We knew something grim might take place in Braavos and fans of the book might attest to how shocking this was. Arya’s obsession with righting the wrongs committed against her family went too far. She disguised herself using the skills gained in the House of Black and White to assassinate Meryn Trant in particularly brutal fashion – stabbing out his eyes and slitting his throat – before returning her mask to the hall of the Many Faced God. It’s here that she is confronted by Jaqen H’Ghar. Her master is disappointed with her for disobeying him and takes his own life – but does he? He shows her that her quest has poisoned her and takes her sight as penance. Bleak Moment: One.
In the North, Stannis begins assault Winterfell. Only everything is against him; half his forces have fled and they’ve taken all the remaining quota of horses. His army is hardly a squadron as they commence their battle but almost all are immediately struck down. We pick the action up in the aftermath as Stannis staggers through the woods before being held to account by Brienne of Tarth. She strikes him down – or does she? Weirdly, Game of Thrones chooses not to show us Stannis’ death which would suggest that she may have spared him. What I think was a masterstroke of this season was humanizing and then showing Stannis’ utter conviction in the quest to become king. It was a rare karmic moment of the show to portray his downfall as an event that may have been just what he deserved. Bleak Moment: Two.
The eldest two Lannisters dive in with the next two Bleak Moments as both are raised up before coming crashing down. Jamie takes Myrcella with him on a ship back to Kings Landing. Whilst on the sea, he bears all to his daughter – his newfound heroism also bringing with it a refreshing openness and need to be loved by the character – and she responds accordingly. It’s an incredibly touching scene and one that is full of hope until Myrcella shows signs of the same poisoning that almost took Bronn from us. Unfortunately, she doesn’t have access to the same antidote as the sellsword and suffers a swift death.
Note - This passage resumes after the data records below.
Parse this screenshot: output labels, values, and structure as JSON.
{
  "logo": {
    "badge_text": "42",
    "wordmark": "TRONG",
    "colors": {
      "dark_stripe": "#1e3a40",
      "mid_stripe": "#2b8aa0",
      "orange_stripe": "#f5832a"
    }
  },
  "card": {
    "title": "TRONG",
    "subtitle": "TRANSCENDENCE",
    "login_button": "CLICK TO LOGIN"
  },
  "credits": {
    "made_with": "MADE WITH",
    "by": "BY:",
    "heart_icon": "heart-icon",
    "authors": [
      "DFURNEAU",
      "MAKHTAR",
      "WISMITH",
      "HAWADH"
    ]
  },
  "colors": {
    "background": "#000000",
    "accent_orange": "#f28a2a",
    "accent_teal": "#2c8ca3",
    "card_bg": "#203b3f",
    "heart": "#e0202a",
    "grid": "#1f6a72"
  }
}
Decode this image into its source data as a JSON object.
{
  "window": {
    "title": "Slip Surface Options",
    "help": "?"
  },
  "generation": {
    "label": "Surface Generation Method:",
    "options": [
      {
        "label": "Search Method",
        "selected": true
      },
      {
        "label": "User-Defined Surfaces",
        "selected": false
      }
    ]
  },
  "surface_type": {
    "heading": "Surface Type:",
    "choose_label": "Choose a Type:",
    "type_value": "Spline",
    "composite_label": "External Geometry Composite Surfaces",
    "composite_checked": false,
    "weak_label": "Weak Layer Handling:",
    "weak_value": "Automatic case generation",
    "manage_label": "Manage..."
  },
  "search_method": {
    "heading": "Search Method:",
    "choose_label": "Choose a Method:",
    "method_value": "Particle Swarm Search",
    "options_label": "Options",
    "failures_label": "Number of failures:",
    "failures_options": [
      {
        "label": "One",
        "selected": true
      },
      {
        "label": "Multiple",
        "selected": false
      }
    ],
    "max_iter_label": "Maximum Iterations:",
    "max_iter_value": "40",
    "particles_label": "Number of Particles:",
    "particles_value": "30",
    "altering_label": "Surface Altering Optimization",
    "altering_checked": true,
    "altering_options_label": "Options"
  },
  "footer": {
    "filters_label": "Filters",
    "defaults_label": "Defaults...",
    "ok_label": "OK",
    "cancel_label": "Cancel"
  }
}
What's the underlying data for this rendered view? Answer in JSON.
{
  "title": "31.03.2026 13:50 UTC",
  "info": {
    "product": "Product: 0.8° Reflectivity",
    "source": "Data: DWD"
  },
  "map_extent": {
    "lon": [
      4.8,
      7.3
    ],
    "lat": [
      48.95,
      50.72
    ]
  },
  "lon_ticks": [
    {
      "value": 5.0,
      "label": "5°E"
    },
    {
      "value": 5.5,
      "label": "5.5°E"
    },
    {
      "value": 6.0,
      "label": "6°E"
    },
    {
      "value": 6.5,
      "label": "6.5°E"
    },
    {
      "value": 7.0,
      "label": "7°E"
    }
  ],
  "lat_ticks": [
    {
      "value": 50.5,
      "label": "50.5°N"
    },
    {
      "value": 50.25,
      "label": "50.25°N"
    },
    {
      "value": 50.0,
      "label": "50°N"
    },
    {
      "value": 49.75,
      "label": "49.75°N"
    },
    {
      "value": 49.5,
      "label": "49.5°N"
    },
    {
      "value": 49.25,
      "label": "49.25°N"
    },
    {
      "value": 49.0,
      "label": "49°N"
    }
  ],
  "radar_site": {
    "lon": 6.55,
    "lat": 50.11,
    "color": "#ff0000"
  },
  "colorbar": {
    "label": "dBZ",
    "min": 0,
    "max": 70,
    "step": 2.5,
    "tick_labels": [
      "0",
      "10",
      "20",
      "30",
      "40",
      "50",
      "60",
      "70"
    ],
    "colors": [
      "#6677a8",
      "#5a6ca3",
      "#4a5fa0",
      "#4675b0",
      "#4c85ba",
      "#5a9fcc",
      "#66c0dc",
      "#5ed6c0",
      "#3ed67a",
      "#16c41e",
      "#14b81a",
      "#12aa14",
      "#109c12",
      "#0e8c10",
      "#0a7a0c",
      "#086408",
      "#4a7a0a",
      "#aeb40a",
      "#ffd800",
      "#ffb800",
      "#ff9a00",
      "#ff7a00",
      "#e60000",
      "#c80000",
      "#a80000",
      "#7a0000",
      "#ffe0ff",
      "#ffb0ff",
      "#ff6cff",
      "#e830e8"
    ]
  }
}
Cersei confesses her sins to the High Sparrow and is led to believe that she will be freed until her trail. However, there is a cost; she must strip bare in front of the Seven, both figuratively and literally. After a brutal scene of scrubbing and shaving, Cersei is paraded naked through the streets of the capital, assaulted and abused by the common folk. It’s hard to pinpoint a moment in the last five years where I’ve genuinely felt for the character but this was definitely that moment. She falls into the arms of the resurrected Mountain (Franken-Mountain looks awesome by the way!) with the promise that those who have humiliated her will be made to pay dearly. Bleak Moments: Three and Four.
Don’t be fooled though – it wasn’t all bad tidings. Theon managed to break free of Ramsey’s spell and came good in protecting Sansa. The two escape over the walls of Winterfell but I doubt either will be able to walk in next season’s opener – that was quite a drop! Also, in Meereen, Tyrion is tasked with uniting and running the city in the absence of Daenerys. He’s also reunited with Varys and their exchanges are as amusing as expected. The Mother of Dragons has been taken to a strange land by Drogon (who stubbornly licks his wounds and refuses to commit to her bidding – at least for the moment) that may actually have brought her full circle. Leaving the dragon leads her to a plain where she is quickly surrounded by a Dothraki horde but it’s unknown how accepting the new Khal will be of her.
Of course, the season had to finish on a cliffhanger. Jon is brought news that a Wildling has news of the whereabouts of his Uncle Benjen. Racing to the gates, he reaches a wooden cross marked with the word ‘TRAITOR.’ The Brothers of the Nights Watch has established a coup, led by Alistair Thorne, to overthrow the Lord Commander. They take turns in stabbing him before the final, murderous blow is dealt by Olly. It’s a harrowing moment that sees Jon fall in the snow and bleed out. Even with the arrival of Lady Melisandre at Castle Black, we’re left with no inclination that there will be any way of saving one of Game of Thrones strongest and beloved characters. Bleak Moment: Five.
If anything, Mother’s Mercy seemed to have too much going on. From the start of season five, the tension has been building to a resounding crescendo – one more obvious than previous seasons – but a lot of the finale seemed shoehorned in. I would’ve loved to have seen more of the battle outside the walls of Winterfell and Cersei’s walk of shame, while long in terms of a scene for the show, seemed like it could have done with more attention both before and after the event. After building up Dany’s glorious escape in the previous episode, she was afforded little screen time and this appeared to mute what had gone before.
Don’t get me wrong, the finale was thrilling but the level of despair and tension was almost too much at times. I appreciate that this is Game of Thrones and very few characters have a happy ending but surely someone can catch a break for once? The plotting and characterization is still head and shoulders above the rest of syndicated television but please, show runners, allow someone a happy ending in season six!
(YouTube clip courtesy of GameofThrones)